I've said before in other articles that we also face greater competition from other dance forms: ballroom dance, salsa, hip-hop, line dancing, even contra and swing classes. Young people have more types of dances from which to select. And you know that if it's on television or has been made popular by a movie, young people will be interested in taking those classes. We can't do much about the competition factor [unless you happen to have an "in" with a television or motion picture producer...], but there are two more factors that will continue to be a problem for us: (1) marriage and (2) families.

If a young dancer marries a non-dancer, we're probably going to lose the dancer. Sure, there are few instances where we actually bring the non-dancer over to Our Side, but it is less likely. I suggested at a dinner recently that, much like certain religious groups that frown on inter-faith marriage, we should start having interventions when a young dancer starts dating a non-dancer. I said we could even find out when the wedding is taking place and, when the minister intones that line "If any of you know why these persons should not be joined together in Holy Matrimony,..." we could all stand up and say, "We do!" [Relax, I was just kidding!]

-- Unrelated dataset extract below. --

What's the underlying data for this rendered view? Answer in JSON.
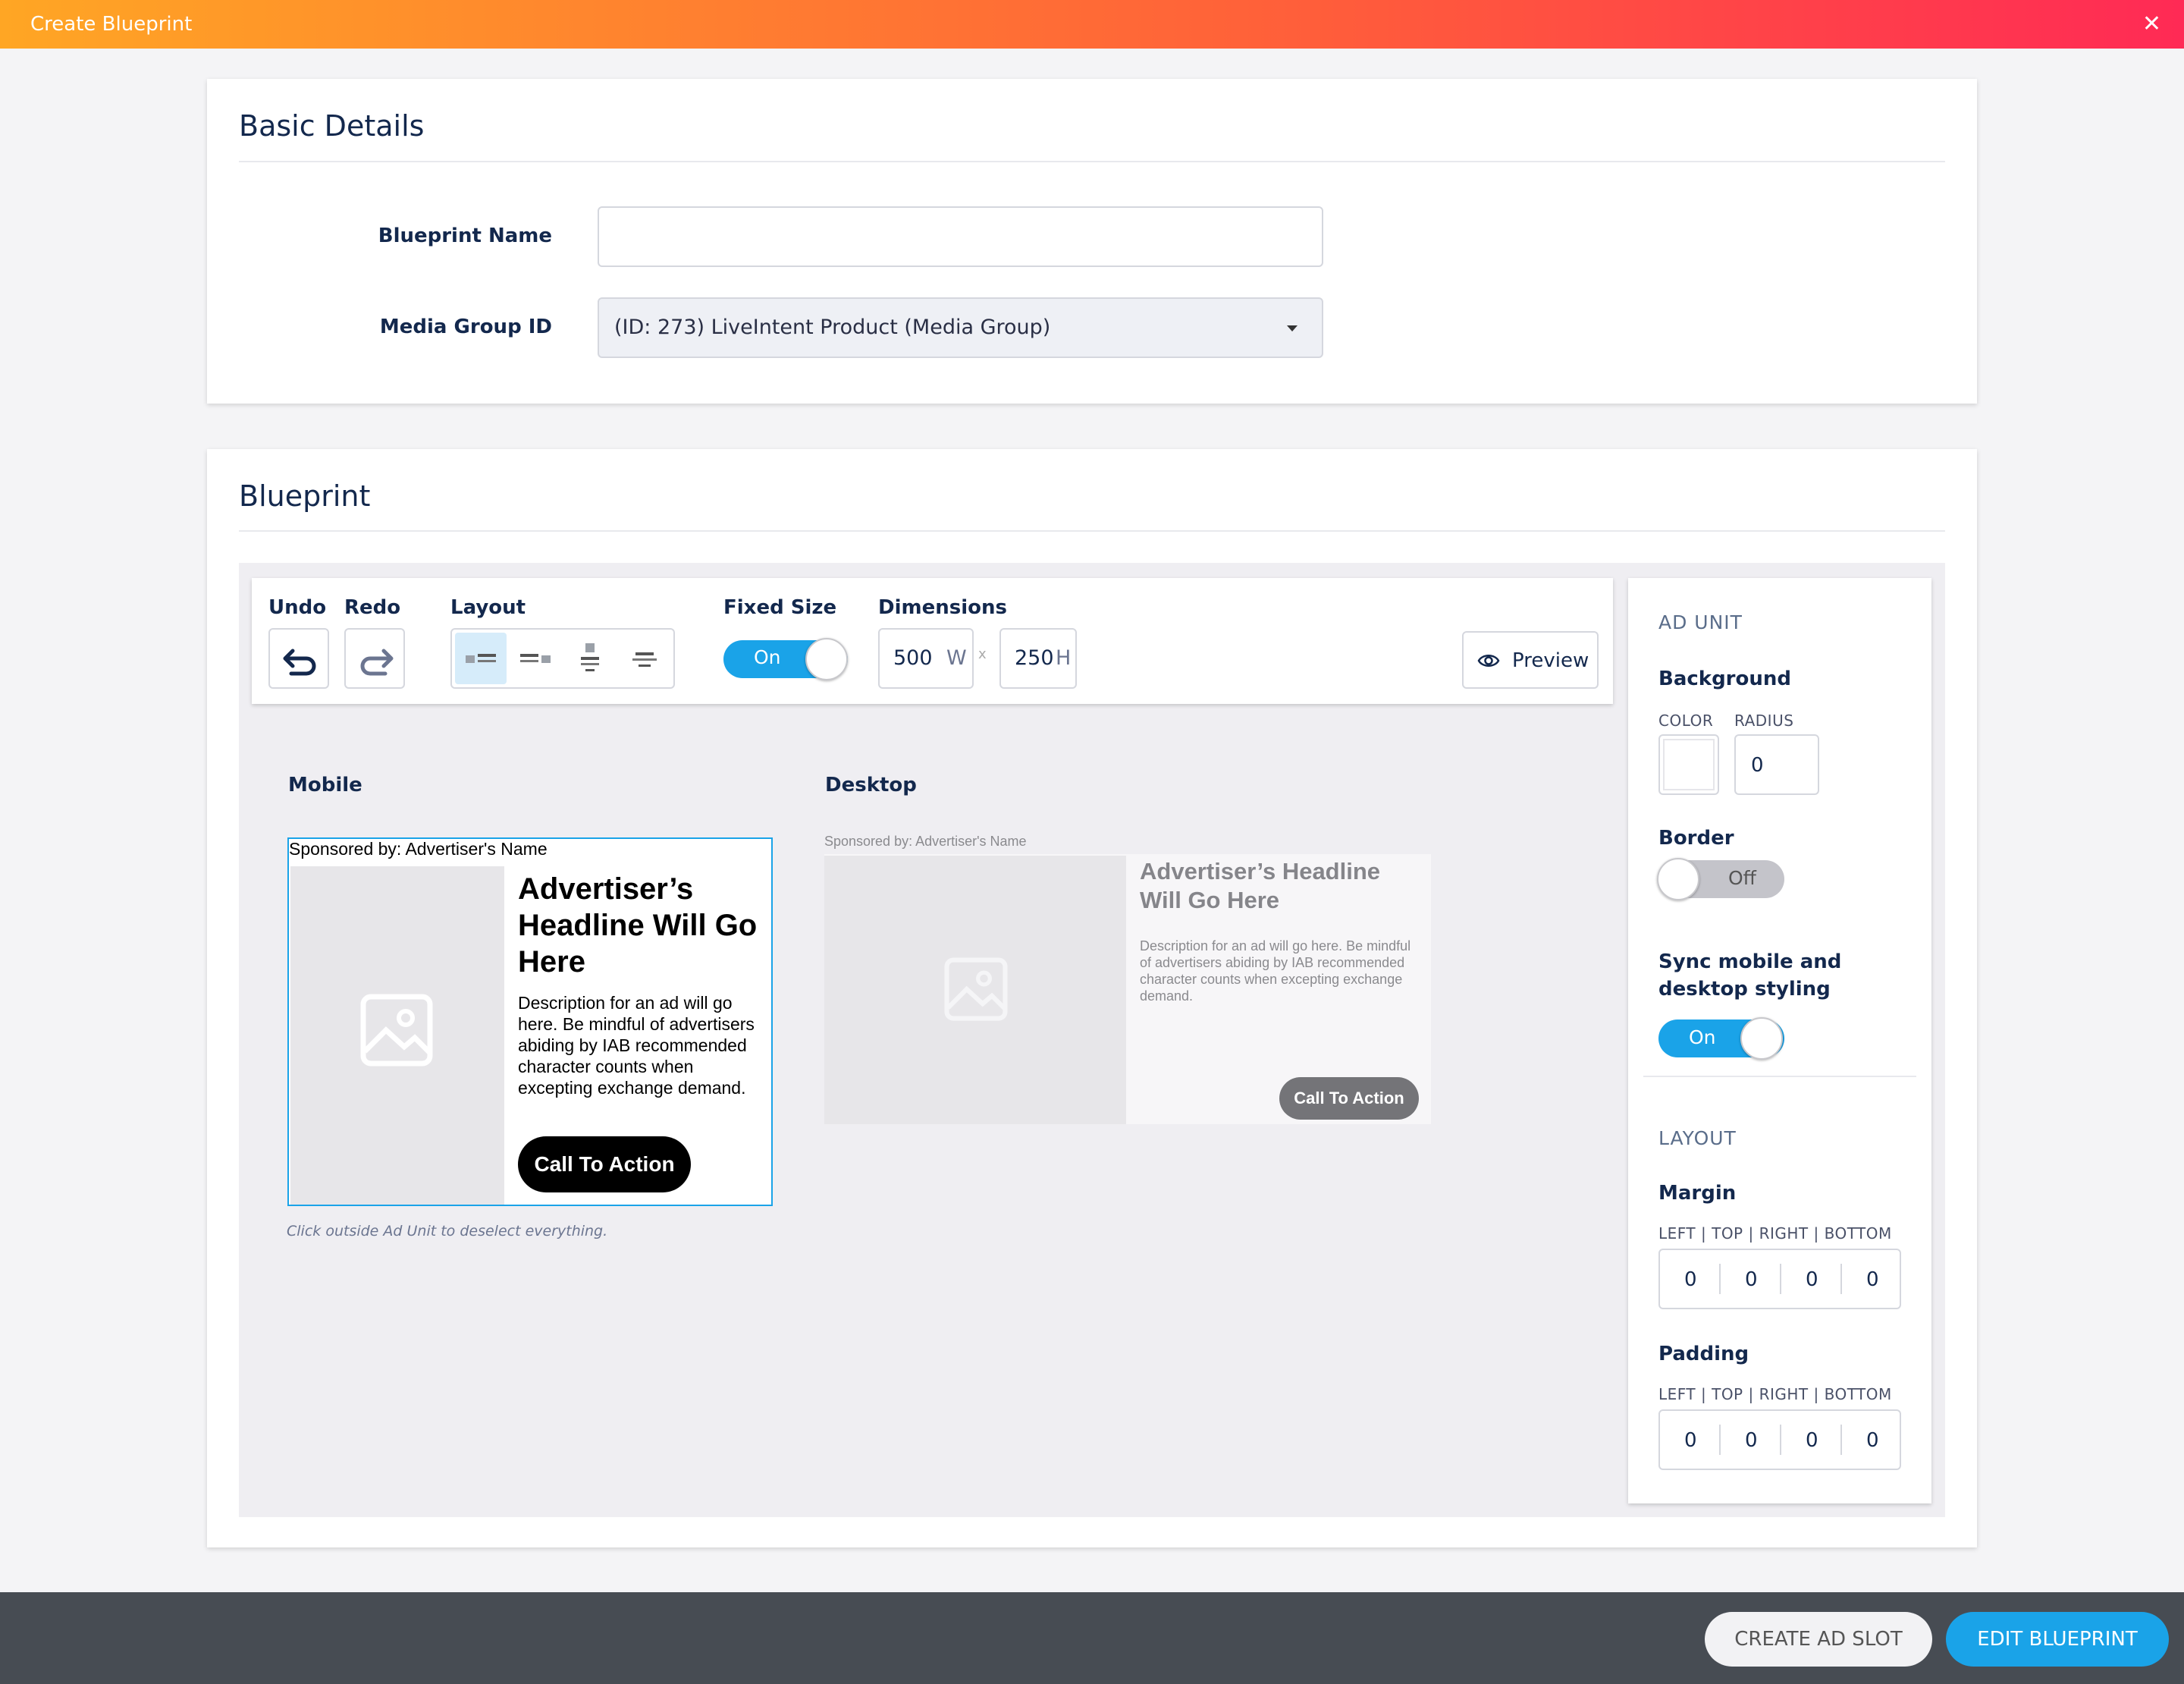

But even if two dancers get lucky, find each other, fall in love, and get married, there's the children and family issue. Raising children is hard, time-consuming, energy-sapping work, and fitting in an evening or two of dancing is not easy when you have children. If a couple can find the time and energy to go dancing, there's the cost of child care on top of the cost of the dance class. Few, if any, dance clubs offer child care on site (what a concept!) and few are child friendly when a dancing couple has children who are old enough to be able to join in the dance. Yet, that idea (child care solution for dancers) isn't where I'm going with this article either [though it might be the subject of a future article...].

So here's where I'm going: I can think of at least four couples who've returned to dancing within the last two years because their children were (1) finally old enough they could be trusted to stay home alone or (2) had graduated from high school and gone off to college. These former dancers came back to dancing after a 15-20 year hiatus! I know of two women who married non-dancers and, in the last three years, found their way back to dancing (divorce in one case, death in the other). Perhaps this is the market that is waiting to be tapped: former dancers who are suddenly free to dance again.

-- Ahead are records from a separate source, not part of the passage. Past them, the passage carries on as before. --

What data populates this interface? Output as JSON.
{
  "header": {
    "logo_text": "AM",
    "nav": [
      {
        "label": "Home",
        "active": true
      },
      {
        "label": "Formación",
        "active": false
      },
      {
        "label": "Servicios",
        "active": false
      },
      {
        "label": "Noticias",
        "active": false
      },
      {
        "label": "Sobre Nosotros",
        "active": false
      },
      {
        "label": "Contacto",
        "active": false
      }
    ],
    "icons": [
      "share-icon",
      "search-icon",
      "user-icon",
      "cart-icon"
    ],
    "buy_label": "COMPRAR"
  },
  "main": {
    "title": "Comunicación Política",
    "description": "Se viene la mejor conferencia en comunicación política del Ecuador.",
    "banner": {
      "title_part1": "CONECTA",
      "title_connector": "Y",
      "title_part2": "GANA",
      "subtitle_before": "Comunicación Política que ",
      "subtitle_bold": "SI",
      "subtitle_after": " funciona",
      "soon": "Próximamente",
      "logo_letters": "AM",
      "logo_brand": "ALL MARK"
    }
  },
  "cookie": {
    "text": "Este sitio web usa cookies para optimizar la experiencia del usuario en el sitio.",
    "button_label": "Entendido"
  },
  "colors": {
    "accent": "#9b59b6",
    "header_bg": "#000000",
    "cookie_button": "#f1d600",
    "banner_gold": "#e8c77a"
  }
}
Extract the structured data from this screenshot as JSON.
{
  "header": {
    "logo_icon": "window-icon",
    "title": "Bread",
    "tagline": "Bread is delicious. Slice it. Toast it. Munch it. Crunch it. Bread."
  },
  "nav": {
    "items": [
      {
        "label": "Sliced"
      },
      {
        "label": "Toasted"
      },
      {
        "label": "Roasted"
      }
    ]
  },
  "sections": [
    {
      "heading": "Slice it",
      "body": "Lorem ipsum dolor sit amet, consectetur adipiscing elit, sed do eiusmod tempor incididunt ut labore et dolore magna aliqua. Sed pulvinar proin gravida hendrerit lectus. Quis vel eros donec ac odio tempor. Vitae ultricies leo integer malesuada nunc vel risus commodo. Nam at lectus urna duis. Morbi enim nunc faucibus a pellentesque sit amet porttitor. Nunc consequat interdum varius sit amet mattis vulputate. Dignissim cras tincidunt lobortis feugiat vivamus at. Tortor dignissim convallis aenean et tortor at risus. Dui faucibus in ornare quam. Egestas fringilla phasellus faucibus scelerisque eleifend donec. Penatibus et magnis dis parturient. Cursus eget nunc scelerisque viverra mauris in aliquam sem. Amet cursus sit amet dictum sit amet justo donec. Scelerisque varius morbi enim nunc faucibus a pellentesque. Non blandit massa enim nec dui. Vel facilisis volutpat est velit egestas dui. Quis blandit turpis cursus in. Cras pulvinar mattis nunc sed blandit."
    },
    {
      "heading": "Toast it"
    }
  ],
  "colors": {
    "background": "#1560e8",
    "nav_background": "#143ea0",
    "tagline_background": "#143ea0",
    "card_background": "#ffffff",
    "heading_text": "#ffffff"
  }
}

I am considering exploring the cost of placing some ads in local papers that say something like:

"Are you a former folk dancer? Do you miss it? Guess what: we're still dancing and would love to see you back on our dance floors. Phone number, website..."

"Is the nest suddenly empty? Got some free evenings in your week? Come back to your roots – international folk dancing! Remember how much fun it was? We're still dancing and would love to see you back in our circles. Phone number, website..."

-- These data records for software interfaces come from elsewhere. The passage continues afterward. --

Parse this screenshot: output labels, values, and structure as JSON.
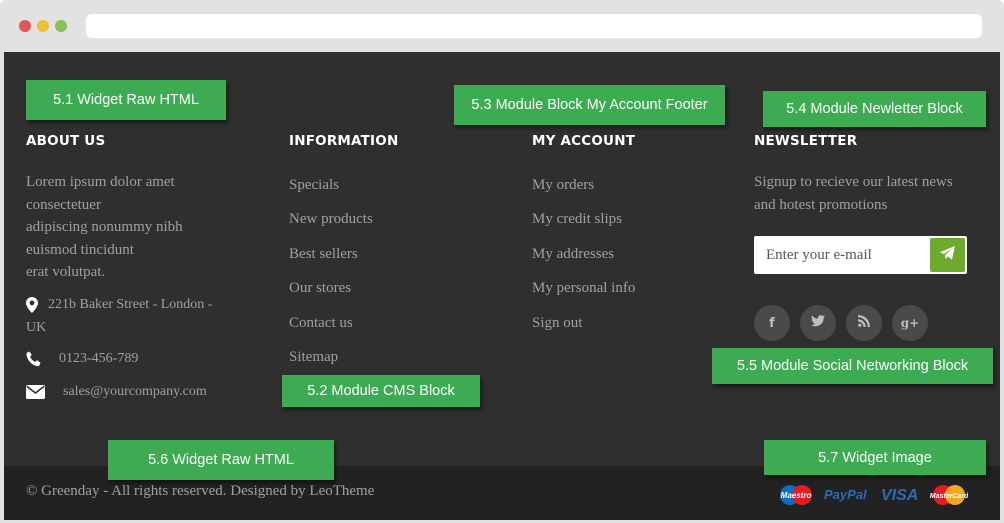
{
  "browser": {
    "window_buttons": [
      "close",
      "minimize",
      "maximize"
    ]
  },
  "labels": {
    "l51": "5.1 Widget Raw HTML",
    "l52": "5.2 Module CMS Block",
    "l53": "5.3 Module Block My Account Footer",
    "l54": "5.4 Module Newletter Block",
    "l55": "5.5 Module Social Networking Block",
    "l56": "5.6 Widget Raw HTML",
    "l57": "5.7 Widget Image"
  },
  "about": {
    "title": "ABOUT US",
    "text_lines": [
      "Lorem ipsum dolor amet",
      "consectetuer",
      "adipiscing nonummy nibh",
      "euismod tincidunt",
      "erat volutpat."
    ],
    "address_line1": "221b Baker Street - London -",
    "address_line2": "UK",
    "phone": "0123-456-789",
    "email": "sales@yourcompany.com",
    "icons": [
      "map-marker-icon",
      "phone-icon",
      "envelope-icon"
    ]
  },
  "information": {
    "title": "INFORMATION",
    "links": [
      "Specials",
      "New products",
      "Best sellers",
      "Our stores",
      "Contact us",
      "Sitemap"
    ]
  },
  "account": {
    "title": "MY ACCOUNT",
    "links": [
      "My orders",
      "My credit slips",
      "My addresses",
      "My personal info",
      "Sign out"
    ]
  },
  "newsletter": {
    "title": "NEWSLETTER",
    "text_line1": "Signup to recieve our latest news",
    "text_line2": "and hotest promotions",
    "email_placeholder": "Enter your e-mail",
    "submit_icon": "paper-plane-icon",
    "accent_color": "#6eaa2e"
  },
  "social": {
    "icons": [
      {
        "name": "facebook-icon",
        "glyph": "f"
      },
      {
        "name": "twitter-icon",
        "glyph": "t"
      },
      {
        "name": "rss-icon",
        "glyph": "rss"
      },
      {
        "name": "google-plus-icon",
        "glyph": "g+"
      }
    ]
  },
  "bottom": {
    "copyright": "© Greenday - All rights reserved. Designed by LeoTheme",
    "payment_icons": [
      "maestro-icon",
      "paypal-icon",
      "visa-icon",
      "mastercard-icon"
    ]
  },
  "colors": {
    "label_green": "#3cab52",
    "footer_bg": "#2f2f2f",
    "bottom_bg": "#222222",
    "text_gray": "#a0a0a0"
  }
}
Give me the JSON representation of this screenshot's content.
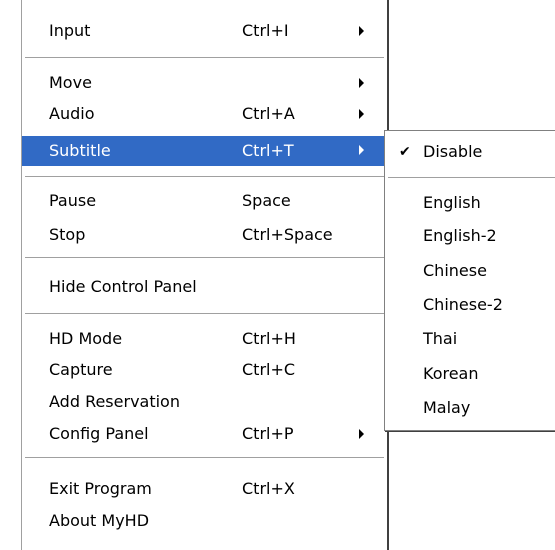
{
  "main_menu": {
    "items": [
      {
        "label": "Input",
        "shortcut": "Ctrl+I"
      },
      {
        "label": "Move",
        "shortcut": ""
      },
      {
        "label": "Audio",
        "shortcut": "Ctrl+A"
      },
      {
        "label": "Subtitle",
        "shortcut": "Ctrl+T"
      },
      {
        "label": "Pause",
        "shortcut": "Space"
      },
      {
        "label": "Stop",
        "shortcut": "Ctrl+Space"
      },
      {
        "label": "Hide Control Panel",
        "shortcut": ""
      },
      {
        "label": "HD Mode",
        "shortcut": "Ctrl+H"
      },
      {
        "label": "Capture",
        "shortcut": "Ctrl+C"
      },
      {
        "label": "Add Reservation",
        "shortcut": ""
      },
      {
        "label": "Config Panel",
        "shortcut": "Ctrl+P"
      },
      {
        "label": "Exit Program",
        "shortcut": "Ctrl+X"
      },
      {
        "label": "About MyHD",
        "shortcut": ""
      }
    ]
  },
  "subtitle_menu": {
    "check_mark": "✔",
    "items": [
      {
        "label": "Disable",
        "checked": true
      },
      {
        "label": "English"
      },
      {
        "label": "English-2"
      },
      {
        "label": "Chinese"
      },
      {
        "label": "Chinese-2"
      },
      {
        "label": "Thai"
      },
      {
        "label": "Korean"
      },
      {
        "label": "Malay"
      }
    ]
  },
  "colors": {
    "highlight": "#316ac5",
    "highlight_text": "#ffffff",
    "separator": "#a0a0a0"
  }
}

Once we get back some of the 45-year-olds and 55-year-olds who used to dance, and we've lowered the average age a bit, then we can start thinking about attracting the 30-year-olds with incentives like free child care and classes designed for their children.

This article first appeared in the March 2011 issue of Let's Dance! magazine.
Used with permission of the author.